10. ^ Kurita, T.; Taguchi, T. (2002). "A modification of kernel-based Fisher discriminant analysis for face detection". IEEE International Conference on Automatic Face and Gesture Recognition.
11. ^ Feng, Y.; Shi, P. (2004). "Face detection based on kernel fisher discriminant analysis". IEEE International Conference on Automatic Face and Gesture Recognition.
12. ^ Yang, J.; Frangi, AF; Yang, JY; Zang, D., Jin, Z. (2005). "KPCA plus LDA: a complete kernel Fisher discriminant framework for feature extraction and recognition". IEEE Transactions on Pattern Analysis and Machine Intelligence. 27 (2). doi:10.1109/tpami.2005.33.

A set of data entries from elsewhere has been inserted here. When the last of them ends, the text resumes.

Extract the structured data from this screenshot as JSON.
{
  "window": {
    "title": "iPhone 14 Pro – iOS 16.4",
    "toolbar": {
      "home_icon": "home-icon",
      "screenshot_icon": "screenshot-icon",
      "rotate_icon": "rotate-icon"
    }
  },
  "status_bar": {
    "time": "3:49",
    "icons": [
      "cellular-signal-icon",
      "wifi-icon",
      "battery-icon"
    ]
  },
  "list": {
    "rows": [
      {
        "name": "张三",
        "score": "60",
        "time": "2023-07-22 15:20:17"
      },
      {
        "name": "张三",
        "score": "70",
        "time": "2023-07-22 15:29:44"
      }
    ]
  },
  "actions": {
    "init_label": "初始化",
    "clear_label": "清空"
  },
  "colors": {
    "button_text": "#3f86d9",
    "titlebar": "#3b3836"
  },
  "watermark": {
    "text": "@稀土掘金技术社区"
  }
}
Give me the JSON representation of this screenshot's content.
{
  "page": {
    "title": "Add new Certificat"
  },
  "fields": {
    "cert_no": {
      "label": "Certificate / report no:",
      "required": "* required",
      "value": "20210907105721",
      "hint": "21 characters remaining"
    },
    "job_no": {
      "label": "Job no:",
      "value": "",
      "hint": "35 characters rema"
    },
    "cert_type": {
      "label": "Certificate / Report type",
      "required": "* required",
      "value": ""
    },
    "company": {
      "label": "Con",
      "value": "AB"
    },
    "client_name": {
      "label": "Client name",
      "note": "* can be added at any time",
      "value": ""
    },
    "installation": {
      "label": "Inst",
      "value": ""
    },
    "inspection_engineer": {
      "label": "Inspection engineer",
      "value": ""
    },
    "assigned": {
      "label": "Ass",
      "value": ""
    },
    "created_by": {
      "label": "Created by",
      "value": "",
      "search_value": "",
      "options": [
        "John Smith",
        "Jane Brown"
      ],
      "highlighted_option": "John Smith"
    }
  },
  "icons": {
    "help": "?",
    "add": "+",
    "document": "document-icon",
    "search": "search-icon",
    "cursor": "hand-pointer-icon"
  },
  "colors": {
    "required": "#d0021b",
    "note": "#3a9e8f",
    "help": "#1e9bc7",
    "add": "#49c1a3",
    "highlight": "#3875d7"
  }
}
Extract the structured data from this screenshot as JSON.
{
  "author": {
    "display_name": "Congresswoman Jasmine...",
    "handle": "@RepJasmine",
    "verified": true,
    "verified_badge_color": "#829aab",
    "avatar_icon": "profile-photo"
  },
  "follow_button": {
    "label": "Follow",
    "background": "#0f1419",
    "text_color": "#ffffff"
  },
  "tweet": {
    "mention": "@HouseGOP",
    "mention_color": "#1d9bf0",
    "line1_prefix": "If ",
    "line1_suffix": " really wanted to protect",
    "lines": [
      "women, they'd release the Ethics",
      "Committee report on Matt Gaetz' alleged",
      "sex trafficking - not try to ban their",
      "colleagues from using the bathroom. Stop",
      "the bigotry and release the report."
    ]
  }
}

13. ^ Wang, Y.; Ruan, Q. (2006). "Kernel fisher discriminant analysis for palmprint recognition". International Conference on Pattern Recognition.
14. ^ Wei, L.; Yang, Y.; Nishikawa, R.M.; Jiang, Y. (2005). "A study on several machine-learning methods for classification of malignant and benign clustered microcalcifications". IEEE Transactions on Medical Imaging. 24 (3): 371–380. doi:10.1109/tmi.2004.842457.